*** Block opens ***
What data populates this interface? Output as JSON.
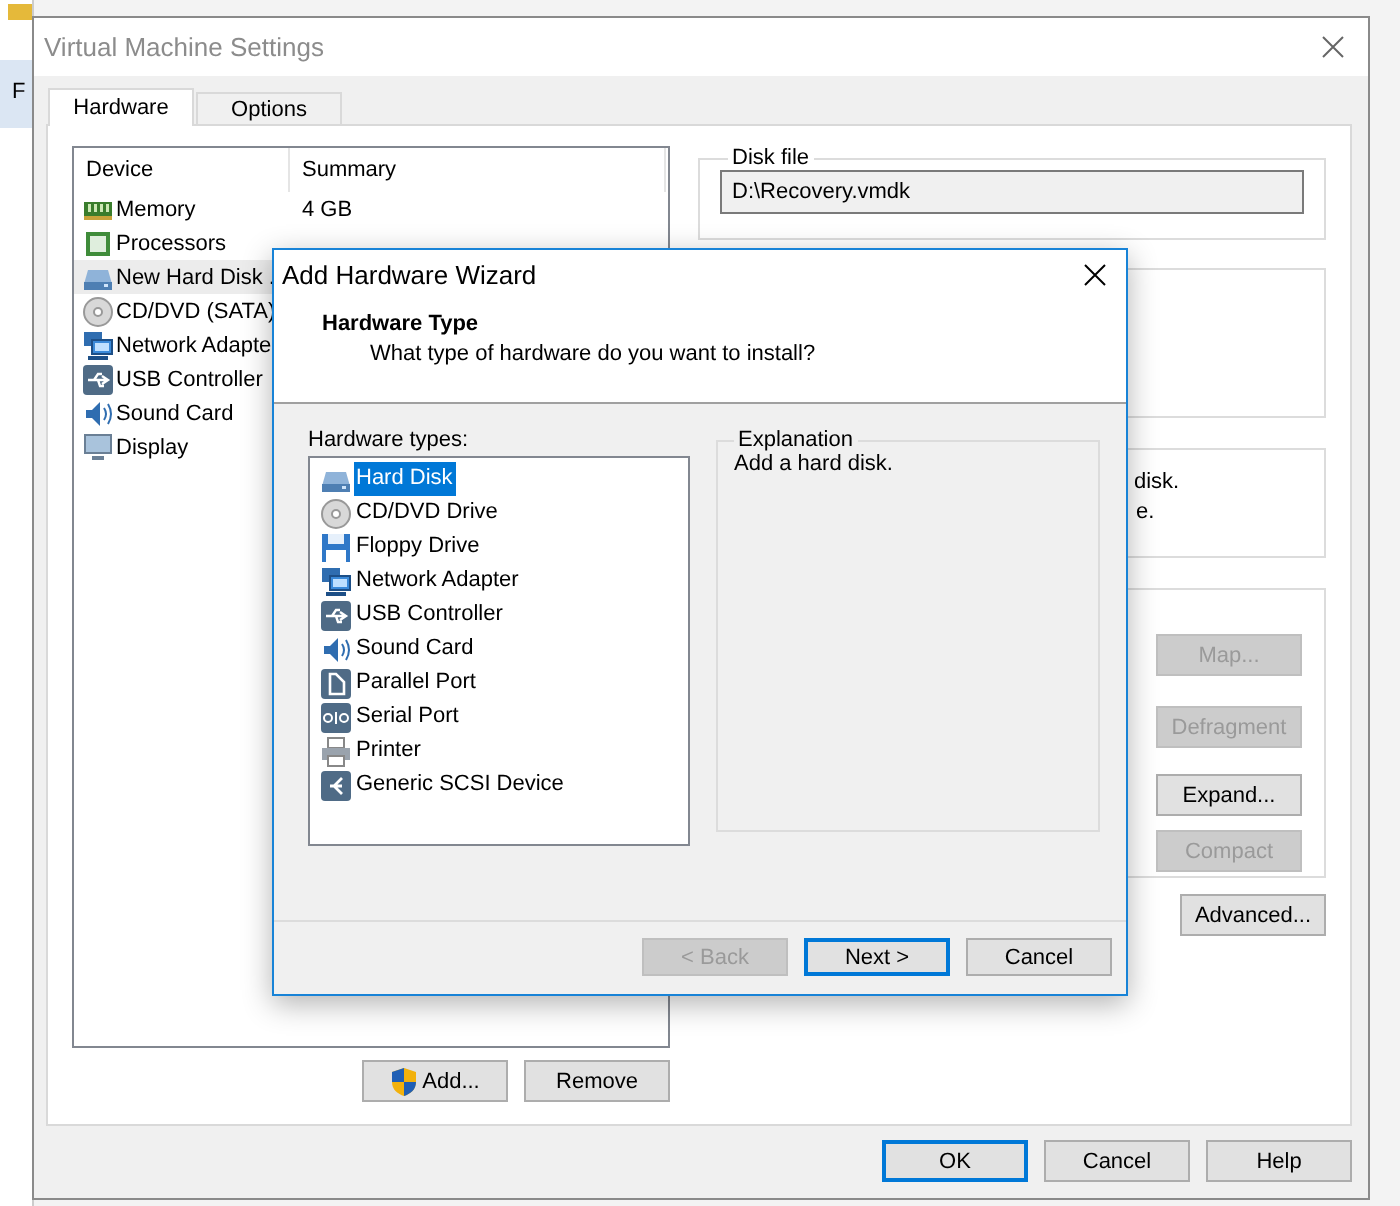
{
  "background_window": {
    "text": "F"
  },
  "window": {
    "title": "Virtual Machine Settings",
    "active": false
  },
  "tabs": [
    {
      "label": "Hardware",
      "selected": true
    },
    {
      "label": "Options",
      "selected": false
    }
  ],
  "device_list": {
    "columns": [
      "Device",
      "Summary"
    ],
    "rows": [
      {
        "device": "Memory",
        "kind": "memory",
        "summary": "4 GB",
        "selected": false
      },
      {
        "device": "Processors",
        "kind": "processor",
        "selected": false
      },
      {
        "device": "New Hard Disk .",
        "kind": "harddisk",
        "selected": true
      },
      {
        "device": "CD/DVD (SATA)",
        "kind": "cdrom",
        "selected": false
      },
      {
        "device": "Network Adapte",
        "kind": "network",
        "selected": false
      },
      {
        "device": "USB Controller",
        "kind": "usb",
        "selected": false
      },
      {
        "device": "Sound Card",
        "kind": "sound",
        "selected": false
      },
      {
        "device": "Display",
        "kind": "display",
        "selected": false
      }
    ]
  },
  "list_buttons": [
    {
      "label": "Add...",
      "shield": true
    },
    {
      "label": "Remove",
      "shield": false
    }
  ],
  "disk_file": {
    "label": "Disk file",
    "value": "D:\\Recovery.vmdk"
  },
  "info_lines": [
    "disk.",
    "e."
  ],
  "utility_buttons": [
    {
      "label": "Map...",
      "disabled": true
    },
    {
      "label": "Defragment",
      "disabled": true
    },
    {
      "label": "Expand...",
      "disabled": false
    },
    {
      "label": "Compact",
      "disabled": true
    }
  ],
  "advanced_button": {
    "label": "Advanced..."
  },
  "dialog_buttons": [
    {
      "label": "OK",
      "default": true
    },
    {
      "label": "Cancel",
      "default": false
    },
    {
      "label": "Help",
      "default": false
    }
  ],
  "wizard": {
    "title": "Add Hardware Wizard",
    "heading": "Hardware Type",
    "subheading": "What type of hardware do you want to install?",
    "list_label": "Hardware types:",
    "items": [
      {
        "label": "Hard Disk",
        "kind": "harddisk",
        "selected": true
      },
      {
        "label": "CD/DVD Drive",
        "kind": "cdrom",
        "selected": false
      },
      {
        "label": "Floppy Drive",
        "kind": "floppy",
        "selected": false
      },
      {
        "label": "Network Adapter",
        "kind": "network",
        "selected": false
      },
      {
        "label": "USB Controller",
        "kind": "usb",
        "selected": false
      },
      {
        "label": "Sound Card",
        "kind": "sound",
        "selected": false
      },
      {
        "label": "Parallel Port",
        "kind": "parallel",
        "selected": false
      },
      {
        "label": "Serial Port",
        "kind": "serial",
        "selected": false
      },
      {
        "label": "Printer",
        "kind": "printer",
        "selected": false
      },
      {
        "label": "Generic SCSI Device",
        "kind": "scsi",
        "selected": false
      }
    ],
    "explanation": {
      "label": "Explanation",
      "text": "Add a hard disk."
    },
    "buttons": [
      {
        "label": "< Back",
        "disabled": true,
        "default": false
      },
      {
        "label": "Next >",
        "disabled": false,
        "default": true
      },
      {
        "label": "Cancel",
        "disabled": false,
        "default": false
      }
    ]
  }
}
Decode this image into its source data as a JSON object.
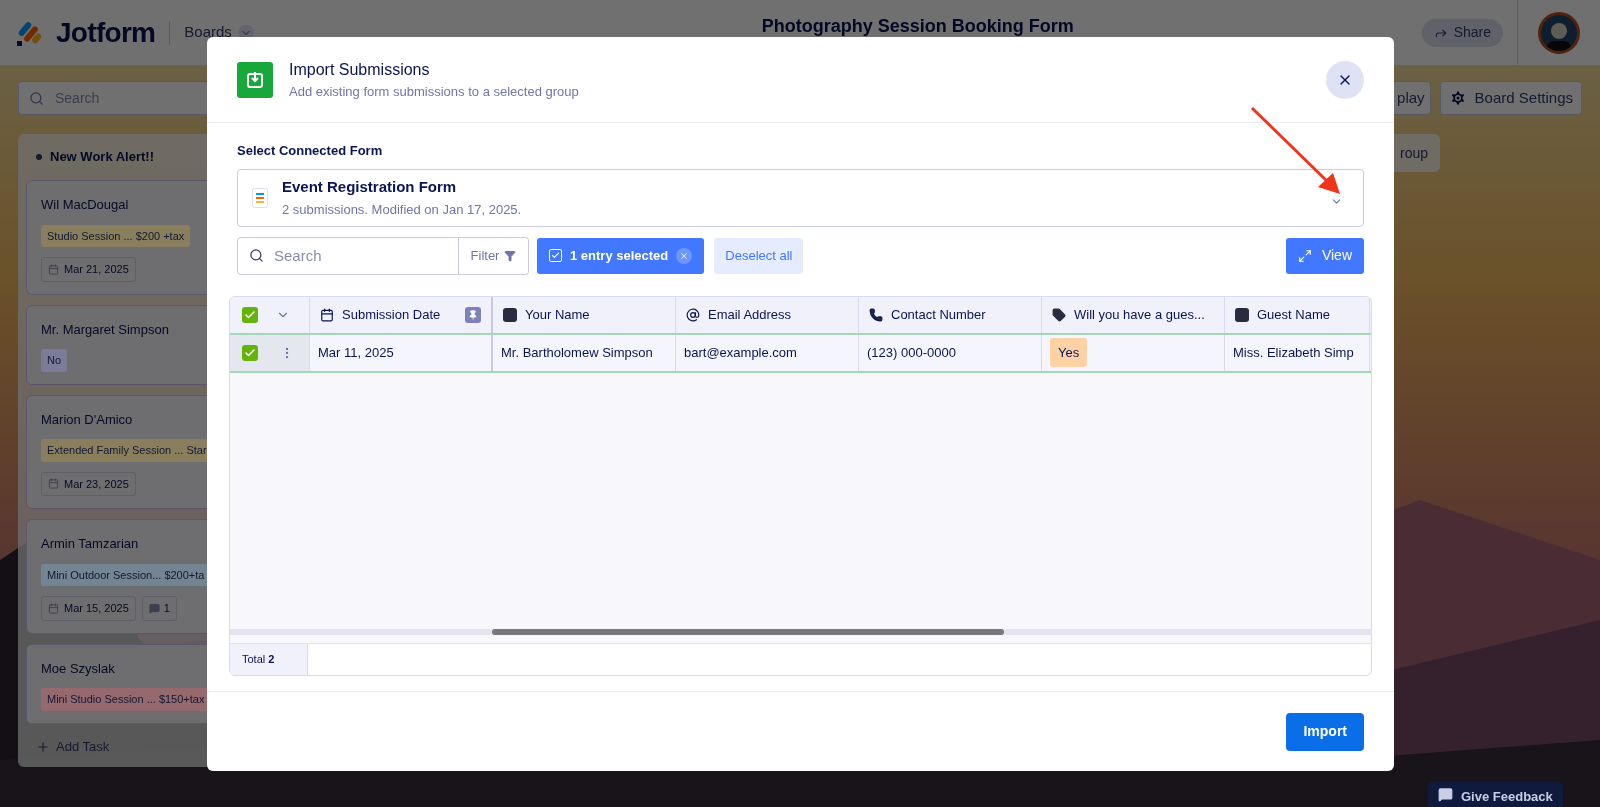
{
  "header": {
    "logo": "Jotform",
    "nav": "Boards",
    "title": "Photography Session Booking Form",
    "share": "Share"
  },
  "toolbar": {
    "search_placeholder": "Search",
    "buttons": [
      {
        "label": "play",
        "kind": "plain"
      },
      {
        "label": "Board Settings",
        "kind": "settings"
      }
    ]
  },
  "column": {
    "title": "New Work Alert!!",
    "cards": [
      {
        "name": "Wil MacDougal",
        "tags": [
          {
            "text": "Studio Session ... $200 +tax",
            "color": "#8a7f5c"
          }
        ],
        "date": "Mar 21, 2025"
      },
      {
        "name": "Mr. Margaret Simpson",
        "tags": [
          {
            "text": "No",
            "color": "#7c7b98"
          }
        ]
      },
      {
        "name": "Marion D'Amico",
        "tags": [
          {
            "text": "Extended Family Session ... Star",
            "color": "#8a7f5c"
          }
        ],
        "date": "Mar 23, 2025"
      },
      {
        "name": "Armin Tamzarian",
        "tags": [
          {
            "text": "Mini Outdoor Session... $200+ta",
            "color": "#738592"
          }
        ],
        "date": "Mar 15, 2025",
        "comments": "1"
      },
      {
        "name": "Moe Szyslak",
        "tags": [
          {
            "text": "Mini Studio Session ... $150+tax",
            "color": "#96696f"
          }
        ]
      }
    ],
    "add_task": "Add Task"
  },
  "add_group": "roup",
  "modal": {
    "title": "Import Submissions",
    "subtitle": "Add existing form submissions to a selected group",
    "form_label": "Select Connected Form",
    "form": {
      "name": "Event Registration Form",
      "meta": "2 submissions. Modified on Jan 17, 2025."
    },
    "search_placeholder": "Search",
    "filter": "Filter",
    "selected_chip": "1 entry selected",
    "deselect": "Deselect all",
    "view": "View",
    "table": {
      "all_checked": true,
      "columns": [
        {
          "label": "Submission Date",
          "kind": "date"
        },
        {
          "label": "Your Name",
          "kind": "text"
        },
        {
          "label": "Email Address",
          "kind": "email"
        },
        {
          "label": "Contact Number",
          "kind": "phone"
        },
        {
          "label": "Will you have a gues...",
          "kind": "tag"
        },
        {
          "label": "Guest Name",
          "kind": "text"
        }
      ],
      "rows": [
        {
          "selected": true,
          "cells": [
            "Mar 11, 2025",
            "Mr. Bartholomew Simpson",
            "bart@example.com",
            "(123) 000-0000",
            "Yes",
            "Miss. Elizabeth Simp"
          ]
        }
      ],
      "total_label": "Total",
      "total": "2"
    },
    "import": "Import"
  },
  "feedback": "Give Feedback"
}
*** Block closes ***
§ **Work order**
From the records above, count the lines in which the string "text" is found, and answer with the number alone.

§ **Task response**
9